From a policy perspective, it is a challenge to predict how newly elected prime ministers will act once they take office. As a starting point, it is difficult to use past behaviour as a reliable guide since most newly elected prime ministers have had little, if any, experience as a national leader. It is also difficult to rely on policy platforms and campaign speeches. Although well intentioned, pronouncements during elections are no guarantee that, once elected, a newly elected government will actually implement the policies that formed the basis of their election platform.
However, the Trudeau government has now been in power for more than a year and we have some indication of where the government is heading with regard to foreign affairs. From the moment the government was sworn in on November 4th, 2015, Trudeau has embarked on a vigorous campaign to re-establish Canada’s presence in the world and, in particular, within the UN ambit. For example, he established an aggressive goal of welcoming more than 30,000 Syrian refugees to Canada, called for greater participation in multilateral United Nations sponsored activities, committed $2.65 billion to help developing countries attack climate change, assigned some military to a NATO mission to Latvia, promised 600 troops for a peacekeeping exercise in Africa, lifted visa requirements for Mexican visitors to Canada, successfully completed CETA, and supported UN agencies especially those associated with peace operations, international development, peaceful pluralism, respect for diversity, and human rights.
He has also strengthened ties with the United States government by appointing a consummate professional as ambassador to Washington and meeting with President Obama on a number of occasions when they engaged in meaningful discussions on climate change, protecting the Arctic, promoting innovation and alternative energy solutions by harmonizing border regulations.
Canada is also a member of many international clubs and Trudeau has been a starring player at many of them including La Francophonie, APEC, World Economic Forum (Davos), CETA, G20, Commonwealth Summits, and the Paris Climate Change meetings.
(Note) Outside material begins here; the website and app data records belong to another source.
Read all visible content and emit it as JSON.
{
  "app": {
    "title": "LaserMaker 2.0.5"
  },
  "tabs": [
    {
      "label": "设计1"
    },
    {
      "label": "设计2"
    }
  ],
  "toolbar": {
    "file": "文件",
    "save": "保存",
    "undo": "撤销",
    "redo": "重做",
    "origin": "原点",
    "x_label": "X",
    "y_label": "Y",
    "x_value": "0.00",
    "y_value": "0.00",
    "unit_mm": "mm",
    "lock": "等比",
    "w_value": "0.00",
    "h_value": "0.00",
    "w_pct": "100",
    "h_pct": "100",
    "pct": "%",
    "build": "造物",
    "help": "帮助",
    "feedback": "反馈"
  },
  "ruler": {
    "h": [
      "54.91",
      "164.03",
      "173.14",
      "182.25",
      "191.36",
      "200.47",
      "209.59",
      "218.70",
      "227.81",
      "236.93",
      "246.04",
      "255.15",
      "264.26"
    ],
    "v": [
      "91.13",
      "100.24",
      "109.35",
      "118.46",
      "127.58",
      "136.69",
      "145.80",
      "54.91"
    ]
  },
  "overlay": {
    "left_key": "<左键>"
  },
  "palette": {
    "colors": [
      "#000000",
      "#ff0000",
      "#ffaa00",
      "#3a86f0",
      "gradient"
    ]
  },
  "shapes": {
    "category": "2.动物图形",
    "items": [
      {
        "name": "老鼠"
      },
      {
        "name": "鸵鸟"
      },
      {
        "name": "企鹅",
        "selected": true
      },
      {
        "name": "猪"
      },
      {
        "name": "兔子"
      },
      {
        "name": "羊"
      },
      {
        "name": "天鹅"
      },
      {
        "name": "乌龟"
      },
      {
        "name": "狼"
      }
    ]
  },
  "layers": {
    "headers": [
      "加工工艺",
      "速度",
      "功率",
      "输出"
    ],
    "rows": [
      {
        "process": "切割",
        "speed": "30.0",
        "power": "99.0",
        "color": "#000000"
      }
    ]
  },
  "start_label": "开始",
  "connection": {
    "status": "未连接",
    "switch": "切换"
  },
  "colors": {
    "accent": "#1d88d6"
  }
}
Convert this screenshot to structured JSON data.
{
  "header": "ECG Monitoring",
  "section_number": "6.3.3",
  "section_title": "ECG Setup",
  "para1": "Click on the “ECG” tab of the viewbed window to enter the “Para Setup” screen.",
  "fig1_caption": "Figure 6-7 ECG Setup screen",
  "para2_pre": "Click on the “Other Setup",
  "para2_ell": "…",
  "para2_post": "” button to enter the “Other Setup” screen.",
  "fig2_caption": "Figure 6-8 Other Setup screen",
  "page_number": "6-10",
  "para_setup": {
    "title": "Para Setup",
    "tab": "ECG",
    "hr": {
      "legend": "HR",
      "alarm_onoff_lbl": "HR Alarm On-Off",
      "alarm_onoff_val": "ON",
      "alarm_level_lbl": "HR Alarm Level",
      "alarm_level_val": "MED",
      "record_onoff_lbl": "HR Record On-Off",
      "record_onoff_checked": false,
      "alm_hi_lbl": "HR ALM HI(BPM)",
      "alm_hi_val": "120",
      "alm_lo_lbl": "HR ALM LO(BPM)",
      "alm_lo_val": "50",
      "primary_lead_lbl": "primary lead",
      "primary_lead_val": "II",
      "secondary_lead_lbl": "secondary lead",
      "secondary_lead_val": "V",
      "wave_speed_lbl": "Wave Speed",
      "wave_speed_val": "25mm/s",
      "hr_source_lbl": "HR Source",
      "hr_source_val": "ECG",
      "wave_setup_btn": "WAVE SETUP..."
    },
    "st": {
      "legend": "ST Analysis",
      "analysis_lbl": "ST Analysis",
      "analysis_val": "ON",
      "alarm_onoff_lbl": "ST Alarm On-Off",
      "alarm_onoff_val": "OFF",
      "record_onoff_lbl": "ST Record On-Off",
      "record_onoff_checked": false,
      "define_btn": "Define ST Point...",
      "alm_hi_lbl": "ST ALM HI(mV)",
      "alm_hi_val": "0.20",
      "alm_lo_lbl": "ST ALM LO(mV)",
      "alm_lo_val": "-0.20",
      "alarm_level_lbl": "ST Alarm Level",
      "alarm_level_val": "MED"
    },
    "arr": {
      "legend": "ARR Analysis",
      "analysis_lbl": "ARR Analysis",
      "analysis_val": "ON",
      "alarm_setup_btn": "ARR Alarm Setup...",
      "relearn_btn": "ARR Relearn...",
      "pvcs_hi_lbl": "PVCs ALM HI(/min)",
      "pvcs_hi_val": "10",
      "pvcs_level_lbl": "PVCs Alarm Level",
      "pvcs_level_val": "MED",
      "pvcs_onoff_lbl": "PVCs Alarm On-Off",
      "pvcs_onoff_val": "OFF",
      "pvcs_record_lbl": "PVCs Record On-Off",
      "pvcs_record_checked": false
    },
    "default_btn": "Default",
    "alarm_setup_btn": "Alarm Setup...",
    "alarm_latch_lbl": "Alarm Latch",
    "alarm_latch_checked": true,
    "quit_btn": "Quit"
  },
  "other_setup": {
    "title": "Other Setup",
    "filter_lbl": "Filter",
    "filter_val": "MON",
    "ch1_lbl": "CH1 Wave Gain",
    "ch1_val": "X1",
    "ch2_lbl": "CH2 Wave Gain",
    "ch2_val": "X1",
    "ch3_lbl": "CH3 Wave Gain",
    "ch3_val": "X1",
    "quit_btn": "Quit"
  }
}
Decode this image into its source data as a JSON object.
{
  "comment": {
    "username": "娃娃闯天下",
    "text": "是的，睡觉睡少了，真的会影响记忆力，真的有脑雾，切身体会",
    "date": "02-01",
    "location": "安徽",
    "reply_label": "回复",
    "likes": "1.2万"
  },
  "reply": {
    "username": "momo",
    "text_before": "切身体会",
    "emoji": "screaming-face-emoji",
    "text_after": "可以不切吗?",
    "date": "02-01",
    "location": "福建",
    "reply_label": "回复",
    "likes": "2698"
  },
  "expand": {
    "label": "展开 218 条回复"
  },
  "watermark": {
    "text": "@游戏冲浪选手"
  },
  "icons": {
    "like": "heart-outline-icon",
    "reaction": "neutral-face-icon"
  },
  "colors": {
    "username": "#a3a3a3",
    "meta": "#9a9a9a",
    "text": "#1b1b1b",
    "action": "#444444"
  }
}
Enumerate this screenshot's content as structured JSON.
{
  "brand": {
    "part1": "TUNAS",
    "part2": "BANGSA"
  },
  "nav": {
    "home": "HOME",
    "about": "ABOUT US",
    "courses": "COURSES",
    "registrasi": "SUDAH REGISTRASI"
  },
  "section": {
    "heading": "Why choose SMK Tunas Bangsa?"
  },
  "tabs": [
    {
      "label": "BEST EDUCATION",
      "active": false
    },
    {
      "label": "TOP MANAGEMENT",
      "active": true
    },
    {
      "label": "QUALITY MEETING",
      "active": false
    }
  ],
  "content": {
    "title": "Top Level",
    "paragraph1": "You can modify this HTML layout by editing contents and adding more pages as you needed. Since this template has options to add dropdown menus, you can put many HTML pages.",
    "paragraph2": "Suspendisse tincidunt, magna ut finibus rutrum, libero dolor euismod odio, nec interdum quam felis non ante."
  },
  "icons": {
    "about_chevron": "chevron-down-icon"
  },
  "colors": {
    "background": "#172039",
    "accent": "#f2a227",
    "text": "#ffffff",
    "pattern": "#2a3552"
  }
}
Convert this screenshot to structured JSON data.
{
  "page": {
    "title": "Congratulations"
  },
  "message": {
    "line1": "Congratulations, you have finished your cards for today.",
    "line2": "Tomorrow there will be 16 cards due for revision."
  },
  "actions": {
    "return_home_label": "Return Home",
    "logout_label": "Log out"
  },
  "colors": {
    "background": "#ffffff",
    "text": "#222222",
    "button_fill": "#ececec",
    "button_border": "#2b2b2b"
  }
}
Moreover, he has hosted a Three Amigos meeting with President Obama and President Peña Nieto and delivered a major speech in the UN General Assembly in September.
To date, aside from the very unpopular and apparently unprincipled decision to sell armoured personnel trucks to Saudi Arabia, he has shown unerring skill in functioning in the global political arena and an uncanny ability to bring the Canadian perspective to many fora.
While the prime minister has been extremely active in the international arena, he has also given his Minister of Global Affairs, Stephane Dion, a long list of instructions with regard to his portfolio. As a starting point, his mandate letter to the Minister instructed him to “restore constructive Canadian leadership in the world and to … support the deeply held Canadian desire to make a real and valuable contribution to a more peaceful and prosperous world.” He has asked the Minister to accomplish these goals by working closely and collaboratively with the Ministers of International Trade and International Development.
Acknowledging the Harper government’s marginalization of the public service, the prime minister has also instructed the Minister to “work closely with your Deputy Minister and his or her senior officials…to ensure that work is undertaken in a professional manner and decisions are made in the public interest.”
The call for a greater collaboration between the public service and the governments and more vigorous role for Canada in the world has not gone unnoticed by the public service which enthusiastically and uncharacteristically welcomed the Prime Minister in a very demonstrative manner after his first Cabinet meeting in the Pearson Building on Sussex Drive (where Global Affairs is located).
So far, the Prime Minister has shown an insatiable appetite for international travel. He appears to be willing to travel the world to sell the Canadian version of multilateralism and societal values. His spouse and children have accompanied him on many of these trips giving him extraordinarily positive media coverage both internationally and domestically.
It is clear that Trudeau has made foreign policy a personal priority and has mobilized the whole machinery of government to signal that “Canada is back” — another thinly veiled reference to Stephen Harper’s narrow-cast view of international affairs. However, the recent election of President Donald Trump, the Brexit vote, elections in Europe and the death of Fidel Castro signal that the next few years are going to provide different foreign policy challenges for the prime minister and for Canada than those he has been dealing with this past year.
Trudeau knows that we define ourselves in terms of how much the world “likes” us, so being considered a global player by punching above our weight is a worthwhile goal. However, during 2017, Trudeau will have to be more cautious and circumspect with respect to the foreign policy agenda since he is working in uncharted waters where he and his advisors have never worked before.
David Zussman is a Senior Fellow in the Graduate School
of Public and International Affairs at the University of
Ottawa, Adjunct Professor at the University of Victoria,
and Research Advisor to the Public-Sector Practice of